Jan 20, 2017 | Blogs

A new set of specialist sustainability rankings are due to arrive on the scene in 2017. It’s time to start preparing for them…

As Corporate Citizenship’s research shows, the wide array of rankings, ratings and indices that companies are confronted with can often seem overwhelming.

It’s not just investor-focused ratings, like the Dow Jones Sustainability Index, FTSE4Good and CDP. A growing number of NGOs and other organisations are bringing out their own rankings. Inspired by trailblazing efforts like the Access to Medicine Index and Greenpeace Cool IT Leaderboard, some more recent arrivals include the Oxfam Behind the Brands Scorecard, Access to Nutrition and Access to Seeds Indices and the US Dodd-Frank Conflict Minerals Benchmark.

Why are such rankings on the rise? In short, because campaign groups have found that the carrot can be just as effective as the stick. There are only so many ways you can tell a company they’re doing something wrong. Tell them their competitors are doing it better, and you might start seeing some changes.

Here are just a few of the new initiatives currently on the horizon:

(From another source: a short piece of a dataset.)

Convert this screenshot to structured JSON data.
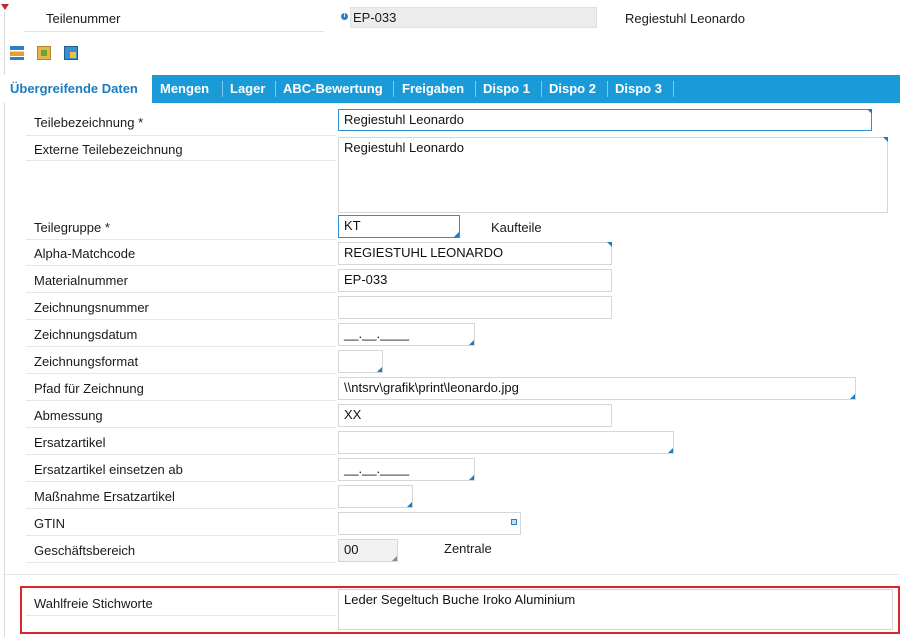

  • Access to Vaccines Index: Due to arrive in Q1 2017, and assembled by the same group behind the Access to Medicines Index, the ATVI shows the increasingly niche nature of some corporate rankings. The specific subject-matter and small number of companies involved (9 have been asked to submit data to the survey) mean that companies at the lower end will be under considerable pressure to improve disclosure and performance.
  • Corporate Human Rights Benchmark: Building on the release of the UN Guiding Principles Reporting Framework in 2015, the new benchmark will assess what companies say publicly about their human rights policies, due diligence and grievance mechanisms. Launching in March 2017 and covering a pilot group of 106 multinational extractives, agricultural and apparel companies, expect the benchmark to cover more companies and industries in future.
  • Responsible Mining Index: Mining companies have generally been ahead of other industries in terms of transparency on issues like tax and executive pay, through industry initiatives like the EITI. But the first Responsible Mining Index, due out in 2017, aims to spur further action by highlighting leading practice on economic, environmental, social and governance issues.
  • Climate-Related Financial Disclosures: OK, it’s not exactly a ranking. But the new recommendations from Mark Carney and Michael Bloomberg’s Task Force aim to radically increase companies’ transparency on climate risks. If the recommendations are adopted into law by a few G20 countries, this could enable an enterprising NGO to begin ranking companies by their disclosures.
  • A Modern Slavery Benchmark? Over 1,300 companies worldwide have now published statements in line with the UK Modern Slavery Act. The Anti-Slavery Commissioner’s recent annual report makes it clear that transparency is “not an end in itself”, and that he aims to create a system to allow “easy scrutiny and comparison” of companies’ modern slavery statements. Could a government-sponsored ranking be on the way?

The above is just a brief list of some of the highest-profile rankings on their way this year. Companies should start preparing and planning now.

Have we missed any? Let us know at